[DATA EXTRACTS — start]

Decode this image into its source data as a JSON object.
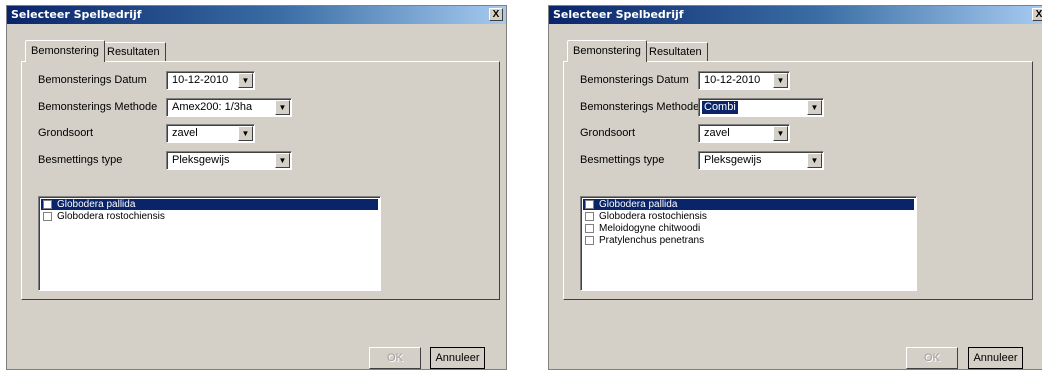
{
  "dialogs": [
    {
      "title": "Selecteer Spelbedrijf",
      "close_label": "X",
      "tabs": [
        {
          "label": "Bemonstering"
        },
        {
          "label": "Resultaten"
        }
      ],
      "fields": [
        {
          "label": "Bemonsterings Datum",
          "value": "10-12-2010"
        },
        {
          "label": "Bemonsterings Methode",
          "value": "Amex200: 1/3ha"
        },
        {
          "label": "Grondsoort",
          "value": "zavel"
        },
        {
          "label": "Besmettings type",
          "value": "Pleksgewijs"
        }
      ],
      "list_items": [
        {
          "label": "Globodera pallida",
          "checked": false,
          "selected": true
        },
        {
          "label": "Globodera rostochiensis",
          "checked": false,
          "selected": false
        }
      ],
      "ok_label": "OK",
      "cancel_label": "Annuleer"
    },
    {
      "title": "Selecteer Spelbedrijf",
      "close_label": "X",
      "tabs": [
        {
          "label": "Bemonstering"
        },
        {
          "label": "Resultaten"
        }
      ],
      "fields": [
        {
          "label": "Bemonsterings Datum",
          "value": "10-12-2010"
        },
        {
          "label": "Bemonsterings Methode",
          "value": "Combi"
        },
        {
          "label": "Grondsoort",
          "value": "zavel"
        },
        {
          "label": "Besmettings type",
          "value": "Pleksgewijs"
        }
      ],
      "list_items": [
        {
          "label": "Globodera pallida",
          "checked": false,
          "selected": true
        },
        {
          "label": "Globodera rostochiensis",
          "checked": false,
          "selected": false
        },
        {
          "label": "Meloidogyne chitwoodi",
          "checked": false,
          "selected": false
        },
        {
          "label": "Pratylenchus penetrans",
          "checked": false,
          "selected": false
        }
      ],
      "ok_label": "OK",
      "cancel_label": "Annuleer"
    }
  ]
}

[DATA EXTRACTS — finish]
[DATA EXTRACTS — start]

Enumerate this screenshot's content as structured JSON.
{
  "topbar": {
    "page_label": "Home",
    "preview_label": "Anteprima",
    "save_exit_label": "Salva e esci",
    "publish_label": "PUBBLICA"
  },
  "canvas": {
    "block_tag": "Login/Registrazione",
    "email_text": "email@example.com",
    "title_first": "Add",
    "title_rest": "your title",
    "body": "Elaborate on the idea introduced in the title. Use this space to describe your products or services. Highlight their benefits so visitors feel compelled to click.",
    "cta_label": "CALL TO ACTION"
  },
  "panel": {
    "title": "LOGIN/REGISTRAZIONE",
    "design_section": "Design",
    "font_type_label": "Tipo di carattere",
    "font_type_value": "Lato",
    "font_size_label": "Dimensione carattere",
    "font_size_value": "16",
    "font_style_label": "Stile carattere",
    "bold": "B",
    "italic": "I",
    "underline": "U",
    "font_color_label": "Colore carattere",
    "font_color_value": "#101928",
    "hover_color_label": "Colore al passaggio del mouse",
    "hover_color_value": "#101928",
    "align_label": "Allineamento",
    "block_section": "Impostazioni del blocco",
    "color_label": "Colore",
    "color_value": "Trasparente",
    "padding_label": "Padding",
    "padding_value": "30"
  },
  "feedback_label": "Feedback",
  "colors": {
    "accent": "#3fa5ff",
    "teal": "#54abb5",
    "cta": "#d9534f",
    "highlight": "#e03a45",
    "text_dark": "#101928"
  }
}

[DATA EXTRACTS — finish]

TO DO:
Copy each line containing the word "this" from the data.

ANSWER TO THE PROBLEM:
Decode this image into its source data as a JSON object.
Enumerate this screenshot's content as structured JSON.
    "body": "Elaborate on the idea introduced in the title. Use this space to describe your products or services. Highlight their benefits so visitors feel compelled to click.",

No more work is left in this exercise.